This article was very interesting to me because it did not only focus on advising students, but it’s main concern was how to meet the demands of advising graduate students specifically since their lifestyles and needs tend to differ from those of undergraduate students.

From the few studies that have been done solely on graduate students, it has been found that academic advising is important in maintaining retention, student success, and student satisfaction. The four main areas that were seen as most important for graduate students in terms of  their adviser were:

“Gives me regular and constructive feedback on my research.”

“Available when I need help with my research.”

“Gives me regular and constructive feedback on my progress toward degree completion.”

“Available when I need to talk about my program and progress.”

The most common concern for graduate students who were not happy with the advising done at their university was that their advisers seem inaccessible and hard to track down.

Since most graduate students manage full time employment, the needs of children and family members, and community responsibility on top of their schooling, their needs are often different from most undergraduate students. It is also common for graduate students to commute to campus or take a majority of classes online. To accommodate for travel time and busy schedules, this study used videoconferencing to have one-on-one appointments between advisers and graduate students.

Students in this study who had an appointment with their adviser via videoconferencing had overwhelmingly positive responses to it. Student were given a simple Virtual Advising System (VAS) kit which they installed on their computer and included a webcam. They were able to have one-on-one time with their adviser without having to waste time traveling to campus. Although most of the students admitted to likely face-to-face interactions better, they stated that they were still satisfied with VAS.

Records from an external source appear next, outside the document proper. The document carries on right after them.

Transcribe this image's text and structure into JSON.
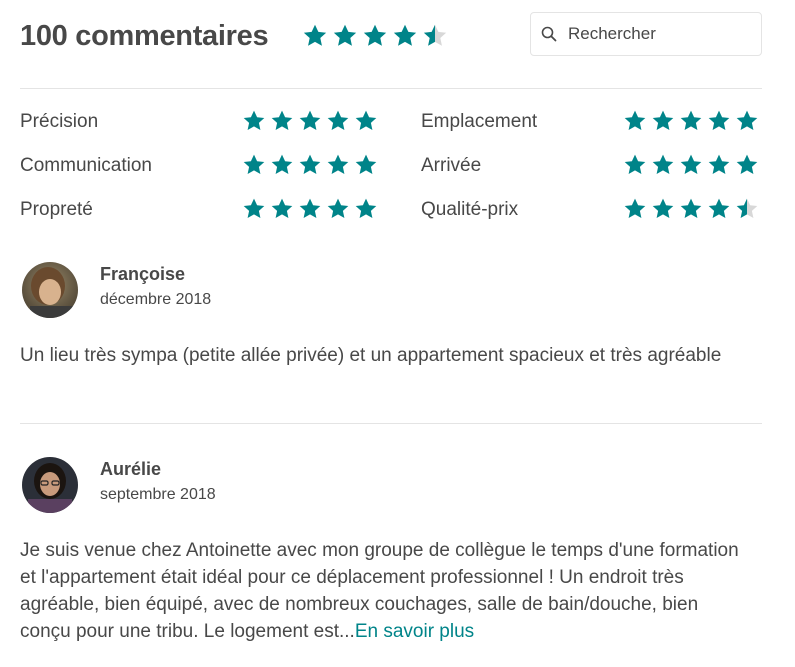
{
  "header": {
    "title": "100 commentaires",
    "overall_rating": 4.5,
    "search_placeholder": "Rechercher"
  },
  "categories": [
    {
      "label": "Précision",
      "rating": 5
    },
    {
      "label": "Emplacement",
      "rating": 5
    },
    {
      "label": "Communication",
      "rating": 5
    },
    {
      "label": "Arrivée",
      "rating": 5
    },
    {
      "label": "Propreté",
      "rating": 5
    },
    {
      "label": "Qualité-prix",
      "rating": 4.5
    }
  ],
  "reviews": [
    {
      "name": "Françoise",
      "date": "décembre 2018",
      "text": "Un lieu très sympa (petite allée privée) et un appartement spacieux et très agréable"
    },
    {
      "name": "Aurélie",
      "date": "septembre 2018",
      "text": "Je suis venue chez Antoinette avec mon groupe de collègue le temps d'une formation et l'appartement était idéal pour ce déplacement professionnel ! Un endroit très agréable, bien équipé, avec de nombreux couchages, salle de bain/douche, bien conçu pour une tribu. Le logement est...",
      "read_more": "En savoir plus"
    }
  ],
  "colors": {
    "star_fill": "#008489",
    "star_empty": "#d8d8d8",
    "text": "#484848",
    "link": "#008489"
  }
}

In my experience as a student, it can be very frustrating when advisers are not in their office during office hours, or when they are hard to track down. Although I do not commute to school, I have found that many of my peers travel at least 15-20 miles at least for their on campus classes. I think that using software such as Skype or any other videoconferencing system is something that is extremely beneficial to commuting students and is hopefully something we will be seeing more of in the near future.